**Assignment:**
Reproduce the entries in full, with no changes.

**Supplied data:**
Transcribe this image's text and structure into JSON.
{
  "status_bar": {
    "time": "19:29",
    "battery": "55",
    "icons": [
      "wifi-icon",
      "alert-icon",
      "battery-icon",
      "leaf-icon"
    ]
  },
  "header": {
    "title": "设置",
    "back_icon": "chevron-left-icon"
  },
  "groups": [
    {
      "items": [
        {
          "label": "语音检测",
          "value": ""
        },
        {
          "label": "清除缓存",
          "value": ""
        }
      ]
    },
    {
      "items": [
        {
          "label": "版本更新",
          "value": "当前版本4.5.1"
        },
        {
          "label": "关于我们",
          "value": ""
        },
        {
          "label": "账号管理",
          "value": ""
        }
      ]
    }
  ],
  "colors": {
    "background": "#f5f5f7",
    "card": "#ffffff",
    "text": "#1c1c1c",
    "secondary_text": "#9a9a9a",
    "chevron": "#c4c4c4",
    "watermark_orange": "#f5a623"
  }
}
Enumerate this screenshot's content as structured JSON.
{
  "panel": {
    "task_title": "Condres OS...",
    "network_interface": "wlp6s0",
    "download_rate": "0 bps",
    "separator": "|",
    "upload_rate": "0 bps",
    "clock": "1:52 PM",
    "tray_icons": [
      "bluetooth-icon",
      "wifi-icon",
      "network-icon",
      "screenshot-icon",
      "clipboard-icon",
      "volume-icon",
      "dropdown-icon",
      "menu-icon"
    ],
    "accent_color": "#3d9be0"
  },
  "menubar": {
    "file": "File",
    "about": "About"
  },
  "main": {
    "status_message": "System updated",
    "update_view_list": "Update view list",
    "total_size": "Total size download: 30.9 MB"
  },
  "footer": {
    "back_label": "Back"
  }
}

**Problem solution:**
Transcribe this image's text and structure into JSON.
{
  "status_bar": {
    "time": "19:29",
    "battery": "55",
    "icons": [
      "wifi-icon",
      "alert-icon",
      "battery-icon",
      "leaf-icon"
    ]
  },
  "header": {
    "title": "设置",
    "back_icon": "chevron-left-icon"
  },
  "groups": [
    {
      "items": [
        {
          "label": "语音检测",
          "value": ""
        },
        {
          "label": "清除缓存",
          "value": ""
        }
      ]
    },
    {
      "items": [
        {
          "label": "版本更新",
          "value": "当前版本4.5.1"
        },
        {
          "label": "关于我们",
          "value": ""
        },
        {
          "label": "账号管理",
          "value": ""
        }
      ]
    }
  ],
  "colors": {
    "background": "#f5f5f7",
    "card": "#ffffff",
    "text": "#1c1c1c",
    "secondary_text": "#9a9a9a",
    "chevron": "#c4c4c4",
    "watermark_orange": "#f5a623"
  }
}
Enumerate this screenshot's content as structured JSON.
{
  "panel": {
    "task_title": "Condres OS...",
    "network_interface": "wlp6s0",
    "download_rate": "0 bps",
    "separator": "|",
    "upload_rate": "0 bps",
    "clock": "1:52 PM",
    "tray_icons": [
      "bluetooth-icon",
      "wifi-icon",
      "network-icon",
      "screenshot-icon",
      "clipboard-icon",
      "volume-icon",
      "dropdown-icon",
      "menu-icon"
    ],
    "accent_color": "#3d9be0"
  },
  "menubar": {
    "file": "File",
    "about": "About"
  },
  "main": {
    "status_message": "System updated",
    "update_view_list": "Update view list",
    "total_size": "Total size download: 30.9 MB"
  },
  "footer": {
    "back_label": "Back"
  }
}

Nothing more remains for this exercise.